The exact amount the casino boat owed the county was never announced publicly, and may not have been determined because the county hadn’t seen any of the boat’s records about the number of passengers it had each night.
At one point in the case, SunCruz general manager Robert Weisberg said SunCruz shouldn’t be subject to the fee because a similar fee was not charged to patrons of internet sweepstakes parlors. But Horry County doesn’t allow sweepstakes businesses, and a judge ruled it made no difference anyway because the SunCruz fee was in the contract between the company and the county.
The fee was imposed in 2011, and the casino operation reportedly owed Horry County about $500,000 when the suit was filed. SunCruz resumed paying the fee, but hadn’t done so for the last month, said Lisa Bourcier, Horry County spokeswoman.

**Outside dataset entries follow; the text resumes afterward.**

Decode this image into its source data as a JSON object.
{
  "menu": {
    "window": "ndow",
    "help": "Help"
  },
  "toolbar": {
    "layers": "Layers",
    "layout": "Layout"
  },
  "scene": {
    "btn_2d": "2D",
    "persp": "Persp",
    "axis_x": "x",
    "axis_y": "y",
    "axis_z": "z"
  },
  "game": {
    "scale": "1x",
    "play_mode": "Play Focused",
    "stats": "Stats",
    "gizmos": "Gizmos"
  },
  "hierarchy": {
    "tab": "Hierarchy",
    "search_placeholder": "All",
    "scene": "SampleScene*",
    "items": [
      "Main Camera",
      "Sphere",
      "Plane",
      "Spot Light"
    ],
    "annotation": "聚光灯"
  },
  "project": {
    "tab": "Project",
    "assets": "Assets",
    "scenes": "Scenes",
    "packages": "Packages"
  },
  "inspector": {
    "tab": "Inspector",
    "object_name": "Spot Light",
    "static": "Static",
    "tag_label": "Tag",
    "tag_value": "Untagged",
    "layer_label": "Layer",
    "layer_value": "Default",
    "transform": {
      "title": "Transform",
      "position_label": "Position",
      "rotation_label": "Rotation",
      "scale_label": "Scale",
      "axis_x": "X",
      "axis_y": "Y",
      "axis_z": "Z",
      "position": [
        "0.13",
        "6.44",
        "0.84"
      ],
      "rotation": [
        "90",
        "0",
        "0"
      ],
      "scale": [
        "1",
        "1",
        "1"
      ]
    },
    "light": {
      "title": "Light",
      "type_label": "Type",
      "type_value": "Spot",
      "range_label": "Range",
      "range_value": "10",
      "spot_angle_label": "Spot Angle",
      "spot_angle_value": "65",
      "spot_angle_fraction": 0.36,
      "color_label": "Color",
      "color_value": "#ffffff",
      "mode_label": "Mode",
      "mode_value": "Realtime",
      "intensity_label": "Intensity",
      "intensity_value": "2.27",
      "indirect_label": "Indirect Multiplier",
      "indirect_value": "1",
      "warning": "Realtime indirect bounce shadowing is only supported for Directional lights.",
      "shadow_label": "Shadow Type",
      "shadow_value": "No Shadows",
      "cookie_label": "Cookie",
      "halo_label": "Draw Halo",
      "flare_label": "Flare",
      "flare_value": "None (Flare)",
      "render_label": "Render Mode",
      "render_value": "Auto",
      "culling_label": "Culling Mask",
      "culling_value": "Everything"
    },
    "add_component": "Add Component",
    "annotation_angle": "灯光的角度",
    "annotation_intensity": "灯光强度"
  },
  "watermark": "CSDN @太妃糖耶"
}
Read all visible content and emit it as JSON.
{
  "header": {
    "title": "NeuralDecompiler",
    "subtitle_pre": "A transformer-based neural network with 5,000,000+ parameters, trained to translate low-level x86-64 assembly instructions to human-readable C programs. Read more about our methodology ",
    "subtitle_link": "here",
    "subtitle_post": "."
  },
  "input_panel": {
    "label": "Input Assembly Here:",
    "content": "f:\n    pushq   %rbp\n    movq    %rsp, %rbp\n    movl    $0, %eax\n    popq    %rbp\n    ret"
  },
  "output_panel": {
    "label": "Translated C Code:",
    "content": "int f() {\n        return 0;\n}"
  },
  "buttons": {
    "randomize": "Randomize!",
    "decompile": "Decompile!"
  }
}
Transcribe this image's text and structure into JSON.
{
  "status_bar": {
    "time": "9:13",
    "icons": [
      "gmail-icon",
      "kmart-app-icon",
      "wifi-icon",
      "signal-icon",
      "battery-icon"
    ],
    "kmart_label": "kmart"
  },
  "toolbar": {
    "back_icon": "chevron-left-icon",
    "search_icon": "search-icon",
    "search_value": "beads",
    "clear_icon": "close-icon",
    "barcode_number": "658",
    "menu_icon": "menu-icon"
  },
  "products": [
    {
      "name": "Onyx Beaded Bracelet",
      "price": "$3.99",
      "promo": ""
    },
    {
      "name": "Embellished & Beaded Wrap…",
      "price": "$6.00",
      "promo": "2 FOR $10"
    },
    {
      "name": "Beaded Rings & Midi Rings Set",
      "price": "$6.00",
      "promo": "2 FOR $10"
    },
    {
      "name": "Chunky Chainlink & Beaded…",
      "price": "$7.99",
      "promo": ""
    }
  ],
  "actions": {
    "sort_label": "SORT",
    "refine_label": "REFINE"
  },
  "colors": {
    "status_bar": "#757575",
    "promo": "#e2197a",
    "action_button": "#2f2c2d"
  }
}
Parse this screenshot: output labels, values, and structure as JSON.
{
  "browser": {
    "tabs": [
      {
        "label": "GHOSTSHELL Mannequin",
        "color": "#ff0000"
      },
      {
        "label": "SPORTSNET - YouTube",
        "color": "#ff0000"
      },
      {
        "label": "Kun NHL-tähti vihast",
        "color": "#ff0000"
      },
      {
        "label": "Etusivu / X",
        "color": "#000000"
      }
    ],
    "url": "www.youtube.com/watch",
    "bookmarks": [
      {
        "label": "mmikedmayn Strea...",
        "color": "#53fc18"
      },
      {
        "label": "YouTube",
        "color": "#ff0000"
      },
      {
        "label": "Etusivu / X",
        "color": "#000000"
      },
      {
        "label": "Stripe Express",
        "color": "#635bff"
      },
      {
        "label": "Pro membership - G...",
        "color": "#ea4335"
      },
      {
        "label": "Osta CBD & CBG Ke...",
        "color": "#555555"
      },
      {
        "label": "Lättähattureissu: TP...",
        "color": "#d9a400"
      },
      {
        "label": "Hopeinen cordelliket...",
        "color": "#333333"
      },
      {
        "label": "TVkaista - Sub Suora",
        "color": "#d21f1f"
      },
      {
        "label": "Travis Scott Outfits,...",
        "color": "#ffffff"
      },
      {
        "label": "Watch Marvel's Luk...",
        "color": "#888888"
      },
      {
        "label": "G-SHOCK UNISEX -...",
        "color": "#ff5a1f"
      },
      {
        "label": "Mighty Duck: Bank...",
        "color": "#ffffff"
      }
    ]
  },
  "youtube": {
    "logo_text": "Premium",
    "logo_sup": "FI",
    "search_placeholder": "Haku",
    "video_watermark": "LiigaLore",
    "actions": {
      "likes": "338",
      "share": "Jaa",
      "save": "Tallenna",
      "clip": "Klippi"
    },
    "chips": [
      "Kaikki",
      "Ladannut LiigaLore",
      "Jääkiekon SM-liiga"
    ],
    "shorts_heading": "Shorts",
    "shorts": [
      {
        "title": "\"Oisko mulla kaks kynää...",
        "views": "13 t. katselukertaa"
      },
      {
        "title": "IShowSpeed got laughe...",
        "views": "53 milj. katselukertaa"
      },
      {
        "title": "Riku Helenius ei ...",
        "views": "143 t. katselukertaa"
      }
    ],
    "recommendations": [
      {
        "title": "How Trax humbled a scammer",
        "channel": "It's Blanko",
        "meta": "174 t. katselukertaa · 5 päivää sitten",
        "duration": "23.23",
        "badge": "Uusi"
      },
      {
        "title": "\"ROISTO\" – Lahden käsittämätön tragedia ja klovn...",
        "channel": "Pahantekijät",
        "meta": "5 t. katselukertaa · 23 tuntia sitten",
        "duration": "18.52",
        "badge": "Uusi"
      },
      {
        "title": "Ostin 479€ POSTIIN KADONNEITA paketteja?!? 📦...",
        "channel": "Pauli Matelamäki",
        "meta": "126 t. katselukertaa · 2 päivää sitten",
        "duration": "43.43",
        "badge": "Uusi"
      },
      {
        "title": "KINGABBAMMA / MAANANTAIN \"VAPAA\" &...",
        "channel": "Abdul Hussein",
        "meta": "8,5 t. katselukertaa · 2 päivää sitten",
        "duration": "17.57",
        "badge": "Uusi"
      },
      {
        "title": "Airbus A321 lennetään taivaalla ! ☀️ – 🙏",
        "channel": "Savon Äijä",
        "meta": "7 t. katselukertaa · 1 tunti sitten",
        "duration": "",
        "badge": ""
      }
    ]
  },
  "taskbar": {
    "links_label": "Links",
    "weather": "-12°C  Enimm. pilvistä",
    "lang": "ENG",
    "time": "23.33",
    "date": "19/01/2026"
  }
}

The Big M Casino Cruise pays the same $7 per passenger fee to the county. Officials with Big M could not be reached for comment Tuesday.
SunCruz, established in 2010 according to a county business license, took passengers into international waters to gamble, and Weisberg told The Sun News last year that it employed about 200 people.
One of them Tuesday morning said he heard of the shutdown in a telephone conversation Monday afternoon.
“We hadn’t been doing too well,” said Anthony Floyd, dock porter for SunCruz.
Walters said waterfront restaurants and bars in Little River may lose a little business from the SunCruz shutdown, but she said the boat gave passengers food and beverages, which meant they didn’t regularly stop in local businesses prior to or when leaving a cruise.
She said that employees too would sometimes patronize the waterfront businesses.
She believed that many if not most of the SunCruz employees lived in the Little River area.